The humble gallery is nicely filled with new experimental works from the trio who completed Fine Art courses from the Nanyang Academy of Fine Art in 2007. Except for Chun Kai Feng who did a solo show at the Esplanade tunnel-linkway also in 2007, this is the first show Joo Choon Lin and Chun Kai Qun are exhibiting, a sign of commitment to their crafts of manipulative decoupage and printmaking respectively. The stop-motion animation short films created are elementary experiments (compared to their previous works), being more ‘analogous to visual poetry than to prose story-telling’. The rawness, jerky low frame rate, static camera angles show an impatience of the media.

But the low-fidelity of the stop-motion works visually with the more meaningful prints adorning the walls, a potentially explosion of colours if the artist or gallery had access to larger wall mounted LCD screens.

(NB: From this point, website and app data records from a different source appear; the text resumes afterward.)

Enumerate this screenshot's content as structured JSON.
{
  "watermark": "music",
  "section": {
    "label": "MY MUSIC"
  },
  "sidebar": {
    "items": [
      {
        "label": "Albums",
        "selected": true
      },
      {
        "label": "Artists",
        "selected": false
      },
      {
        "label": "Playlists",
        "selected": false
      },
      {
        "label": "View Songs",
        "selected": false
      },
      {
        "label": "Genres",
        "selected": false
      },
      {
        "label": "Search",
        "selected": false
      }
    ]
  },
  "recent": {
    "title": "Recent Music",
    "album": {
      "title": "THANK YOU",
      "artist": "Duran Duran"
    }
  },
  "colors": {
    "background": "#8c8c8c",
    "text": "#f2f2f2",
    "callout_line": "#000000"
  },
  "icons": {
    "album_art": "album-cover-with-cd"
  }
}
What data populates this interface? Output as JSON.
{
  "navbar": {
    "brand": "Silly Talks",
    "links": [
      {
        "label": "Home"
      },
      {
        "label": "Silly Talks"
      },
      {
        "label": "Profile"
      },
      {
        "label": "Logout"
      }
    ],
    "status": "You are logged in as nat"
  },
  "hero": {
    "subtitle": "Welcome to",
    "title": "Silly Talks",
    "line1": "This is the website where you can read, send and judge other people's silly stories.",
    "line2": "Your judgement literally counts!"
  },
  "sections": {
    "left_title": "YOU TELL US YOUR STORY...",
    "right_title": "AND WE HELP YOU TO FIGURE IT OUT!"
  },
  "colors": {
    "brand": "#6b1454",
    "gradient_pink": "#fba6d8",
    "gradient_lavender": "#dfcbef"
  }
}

By placing the monitors to face each other, one showing a 80’s arcade game styled music, MTV bollywood-styled dance by alternative fast food galore of french fries, patties and burger buns, the other showing transformer fast food toys flying around a stage, strutting their imaginary weapons of make-believe destruction, in Ironman style.
— lim kok boon